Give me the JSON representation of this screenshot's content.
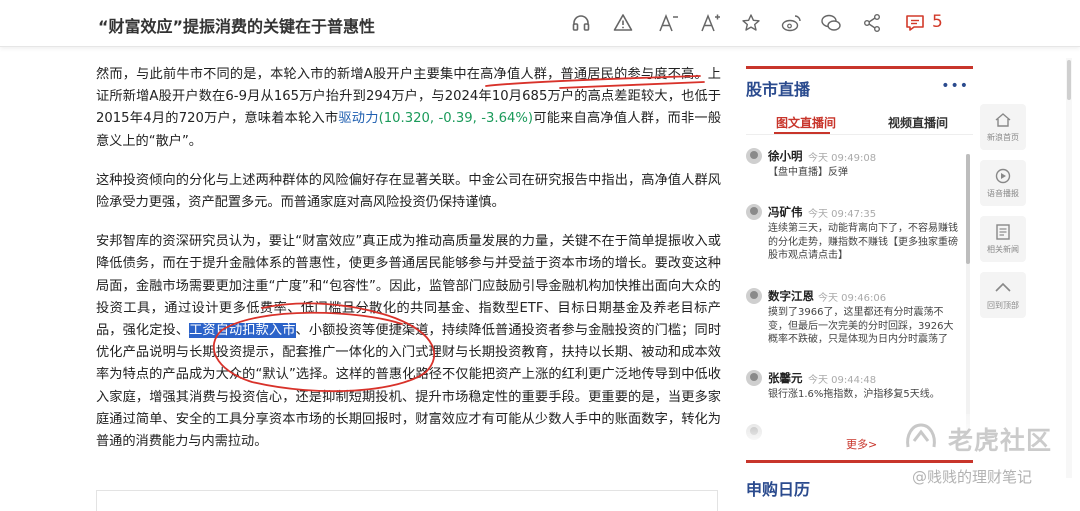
{
  "header": {
    "title": "“财富效应”提振消费的关键在于普惠性",
    "comment_count": "5",
    "tools": [
      "headphones-icon",
      "warning-icon",
      "font-decrease-icon",
      "font-increase-icon",
      "star-icon",
      "weibo-icon",
      "wechat-icon",
      "share-icon",
      "comment-icon"
    ]
  },
  "article": {
    "p1": {
      "a": "然而，与此前牛市不同的是，本轮入市的新增A股开户主要集中在高净值人群，普通居民的参与度不高。上证所新增A股开户数在6-9月从165万户抬升到294万户，与2024年10月685万户的高点差距较大，也低于2015年4月的720万户，意味着本轮入市",
      "stock": "驱动力",
      "quote": "(10.320, -0.39, -3.64%)",
      "b": "可能来自高净值人群，而非一般意义上的“散户”。"
    },
    "p2": "这种投资倾向的分化与上述两种群体的风险偏好存在显著关联。中金公司在研究报告中指出，高净值人群风险承受力更强，资产配置多元。而普通家庭对高风险投资仍保持谨慎。",
    "p3": {
      "a": "安邦智库的资深研究员认为，要让“财富效应”真正成为推动高质量发展的力量，关键不在于简单提振收入或降低债务，而在于提升金融体系的普惠性，使更多普通居民能够参与并受益于资本市场的增长。要改变这种局面，金融市场需要更加注重“广度”和“包容性”。因此，监管部门应鼓励引导金融机构加快推出面向大众的投资工具，通过设计更多低费率、低门槛且分散化的共同基金、指数型ETF、目标日期基金及养老目标产品，强化定投、",
      "highlight": "工资自动扣款入市",
      "b": "、小额投资等便捷渠道，持续降低普通投资者参与金融投资的门槛；同时优化产品说明与长期投资提示，配套推广一体化的入门式理财与长期投资教育，扶持以长期、被动和成本效率为特点的产品成为大众的“默认”选择。这样的普惠化路径不仅能把资产上涨的红利更广泛地传导到中低收入家庭，增强其消费与投资信心，还是抑制短期投机、提升市场稳定性的重要手段。更重要的是，当更多家庭通过简单、安全的工具分享资本市场的长期回报时，财富效应才有可能从少数人手中的账面数字，转化为普通的消费能力与内需拉动。"
    }
  },
  "sidebar": {
    "section_title": "股市直播",
    "more_dots": "•••",
    "tabs": [
      "图文直播间",
      "视频直播间"
    ],
    "feed": [
      {
        "name": "徐小明",
        "time": "今天 09:49:08",
        "body": "【盘中直播】反弹"
      },
      {
        "name": "冯矿伟",
        "time": "今天 09:47:35",
        "body": "连续第三天，动能背离向下了，不容易赚钱的分化走势，赚指数不赚钱【更多独家重磅股市观点请点击】"
      },
      {
        "name": "数字江恩",
        "time": "今天 09:46:06",
        "body": "摸到了3966了，这里都还有分时震荡不变，但最后一次完美的分时回踩，3926大概率不跌破，只是体现为日内分时震荡了"
      },
      {
        "name": "张馨元",
        "time": "今天 09:44:48",
        "body": "银行涨1.6%拖指数，沪指移复5天线。"
      },
      {
        "name": "",
        "time": "",
        "body": ""
      }
    ],
    "more_label": "更多>",
    "section2_title": "申购日历"
  },
  "rightnav": [
    {
      "icon": "home-icon",
      "label": "新浪首页"
    },
    {
      "icon": "audio-icon",
      "label": "语音播报"
    },
    {
      "icon": "news-icon",
      "label": "相关新闻"
    },
    {
      "icon": "back-to-top-icon",
      "label": "回到顶部"
    }
  ],
  "watermark": {
    "brand": "老虎社区",
    "author": "@贱贱的理财笔记"
  },
  "colors": {
    "accent_red": "#c8352b",
    "navy": "#2b4b8e",
    "stock_link": "#1f5fb0",
    "highlight_bg": "#2c63c9"
  }
}
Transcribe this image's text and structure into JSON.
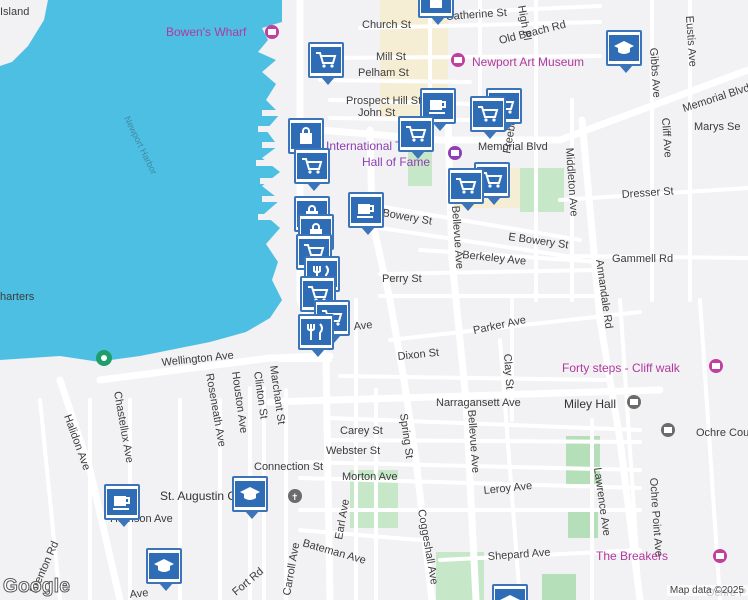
{
  "map": {
    "water_labels": [
      "Newport Harbor"
    ],
    "edge_labels": [
      "Island",
      "harters",
      "Marys Se",
      "Ochre Cou",
      "Ochre P"
    ],
    "streets": [
      "Church St",
      "Catherine St",
      "Old Beach Rd",
      "Mill St",
      "Pelham St",
      "Prospect Hill St",
      "John St",
      "Memorial Blvd",
      "Memorial Blvd",
      "Bowery St",
      "E Bowery St",
      "Berkeley Ave",
      "Perry St",
      "Parker Ave",
      "Dixon St",
      "Wellington Ave",
      "Narragansett Ave",
      "Carey St",
      "Webster St",
      "Connection St",
      "Morton Ave",
      "Leroy Ave",
      "Harrison Ave",
      "Shepard Ave",
      "Bateman Ave",
      "Spring St",
      "Bellevue Ave",
      "Coggeshall Ave",
      "Annandale Rd",
      "Middleton Ave",
      "Freebody St",
      "Dresser St",
      "Gammell Rd",
      "Clay St",
      "Lawrence Ave",
      "Ochre Point Ave",
      "Gibbs Ave",
      "Eustis Ave",
      "Cliff Ave",
      "Chastellux Ave",
      "Halidon Ave",
      "Brenton Rd",
      "Roseneath Ave",
      "Houston Ave",
      "Clinton St",
      "Marchant St",
      "Earl Ave",
      "Carroll Ave",
      "Fort Rd",
      "Ave",
      "Ave",
      "High Pl",
      "Bellevue Ave"
    ],
    "places": [
      "Bowen's Wharf",
      "Newport Art Museum",
      "International Tennis",
      "Hall of Fame",
      "Forty steps - Cliff walk",
      "Miley Hall",
      "The Breakers",
      "St. Augustin Church"
    ],
    "markers": [
      "shopping-cart",
      "shopping-cart",
      "shopping-cart",
      "shopping-cart",
      "shopping-cart",
      "shopping-cart",
      "shopping-cart",
      "shopping-cart",
      "shopping-cart",
      "coffee",
      "coffee",
      "coffee",
      "school",
      "school",
      "school",
      "school",
      "restaurant",
      "restaurant",
      "shopping-bag",
      "shopping-bag",
      "shopping-bag"
    ],
    "attribution": "Map data ©2025",
    "logo": "Google"
  }
}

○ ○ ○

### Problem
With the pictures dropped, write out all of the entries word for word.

### Answer to the problem
Give me the JSON representation of this screenshot's content.
{
  "header": {
    "title": "“财富效应”提振消费的关键在于普惠性",
    "comment_count": "5",
    "tools": [
      "headphones-icon",
      "warning-icon",
      "font-decrease-icon",
      "font-increase-icon",
      "star-icon",
      "weibo-icon",
      "wechat-icon",
      "share-icon",
      "comment-icon"
    ]
  },
  "article": {
    "p1": {
      "a": "然而，与此前牛市不同的是，本轮入市的新增A股开户主要集中在高净值人群，普通居民的参与度不高。上证所新增A股开户数在6-9月从165万户抬升到294万户，与2024年10月685万户的高点差距较大，也低于2015年4月的720万户，意味着本轮入市",
      "stock": "驱动力",
      "quote": "(10.320, -0.39, -3.64%)",
      "b": "可能来自高净值人群，而非一般意义上的“散户”。"
    },
    "p2": "这种投资倾向的分化与上述两种群体的风险偏好存在显著关联。中金公司在研究报告中指出，高净值人群风险承受力更强，资产配置多元。而普通家庭对高风险投资仍保持谨慎。",
    "p3": {
      "a": "安邦智库的资深研究员认为，要让“财富效应”真正成为推动高质量发展的力量，关键不在于简单提振收入或降低债务，而在于提升金融体系的普惠性，使更多普通居民能够参与并受益于资本市场的增长。要改变这种局面，金融市场需要更加注重“广度”和“包容性”。因此，监管部门应鼓励引导金融机构加快推出面向大众的投资工具，通过设计更多低费率、低门槛且分散化的共同基金、指数型ETF、目标日期基金及养老目标产品，强化定投、",
      "highlight": "工资自动扣款入市",
      "b": "、小额投资等便捷渠道，持续降低普通投资者参与金融投资的门槛；同时优化产品说明与长期投资提示，配套推广一体化的入门式理财与长期投资教育，扶持以长期、被动和成本效率为特点的产品成为大众的“默认”选择。这样的普惠化路径不仅能把资产上涨的红利更广泛地传导到中低收入家庭，增强其消费与投资信心，还是抑制短期投机、提升市场稳定性的重要手段。更重要的是，当更多家庭通过简单、安全的工具分享资本市场的长期回报时，财富效应才有可能从少数人手中的账面数字，转化为普通的消费能力与内需拉动。"
    }
  },
  "sidebar": {
    "section_title": "股市直播",
    "more_dots": "•••",
    "tabs": [
      "图文直播间",
      "视频直播间"
    ],
    "feed": [
      {
        "name": "徐小明",
        "time": "今天 09:49:08",
        "body": "【盘中直播】反弹"
      },
      {
        "name": "冯矿伟",
        "time": "今天 09:47:35",
        "body": "连续第三天，动能背离向下了，不容易赚钱的分化走势，赚指数不赚钱【更多独家重磅股市观点请点击】"
      },
      {
        "name": "数字江恩",
        "time": "今天 09:46:06",
        "body": "摸到了3966了，这里都还有分时震荡不变，但最后一次完美的分时回踩，3926大概率不跌破，只是体现为日内分时震荡了"
      },
      {
        "name": "张馨元",
        "time": "今天 09:44:48",
        "body": "银行涨1.6%拖指数，沪指移复5天线。"
      },
      {
        "name": "",
        "time": "",
        "body": ""
      }
    ],
    "more_label": "更多>",
    "section2_title": "申购日历"
  },
  "rightnav": [
    {
      "icon": "home-icon",
      "label": "新浪首页"
    },
    {
      "icon": "audio-icon",
      "label": "语音播报"
    },
    {
      "icon": "news-icon",
      "label": "相关新闻"
    },
    {
      "icon": "back-to-top-icon",
      "label": "回到顶部"
    }
  ],
  "watermark": {
    "brand": "老虎社区",
    "author": "@贱贱的理财笔记"
  },
  "colors": {
    "accent_red": "#c8352b",
    "navy": "#2b4b8e",
    "stock_link": "#1f5fb0",
    "highlight_bg": "#2c63c9"
  }
}
Transcribe this image's text and structure into JSON.
{
  "map": {
    "water_labels": [
      "Newport Harbor"
    ],
    "edge_labels": [
      "Island",
      "harters",
      "Marys Se",
      "Ochre Cou",
      "Ochre P"
    ],
    "streets": [
      "Church St",
      "Catherine St",
      "Old Beach Rd",
      "Mill St",
      "Pelham St",
      "Prospect Hill St",
      "John St",
      "Memorial Blvd",
      "Memorial Blvd",
      "Bowery St",
      "E Bowery St",
      "Berkeley Ave",
      "Perry St",
      "Parker Ave",
      "Dixon St",
      "Wellington Ave",
      "Narragansett Ave",
      "Carey St",
      "Webster St",
      "Connection St",
      "Morton Ave",
      "Leroy Ave",
      "Harrison Ave",
      "Shepard Ave",
      "Bateman Ave",
      "Spring St",
      "Bellevue Ave",
      "Coggeshall Ave",
      "Annandale Rd",
      "Middleton Ave",
      "Freebody St",
      "Dresser St",
      "Gammell Rd",
      "Clay St",
      "Lawrence Ave",
      "Ochre Point Ave",
      "Gibbs Ave",
      "Eustis Ave",
      "Cliff Ave",
      "Chastellux Ave",
      "Halidon Ave",
      "Brenton Rd",
      "Roseneath Ave",
      "Houston Ave",
      "Clinton St",
      "Marchant St",
      "Earl Ave",
      "Carroll Ave",
      "Fort Rd",
      "Ave",
      "Ave",
      "High Pl",
      "Bellevue Ave"
    ],
    "places": [
      "Bowen's Wharf",
      "Newport Art Museum",
      "International Tennis",
      "Hall of Fame",
      "Forty steps - Cliff walk",
      "Miley Hall",
      "The Breakers",
      "St. Augustin Church"
    ],
    "markers": [
      "shopping-cart",
      "shopping-cart",
      "shopping-cart",
      "shopping-cart",
      "shopping-cart",
      "shopping-cart",
      "shopping-cart",
      "shopping-cart",
      "shopping-cart",
      "coffee",
      "coffee",
      "coffee",
      "school",
      "school",
      "school",
      "school",
      "restaurant",
      "restaurant",
      "shopping-bag",
      "shopping-bag",
      "shopping-bag"
    ],
    "attribution": "Map data ©2025",
    "logo": "Google"
  }
}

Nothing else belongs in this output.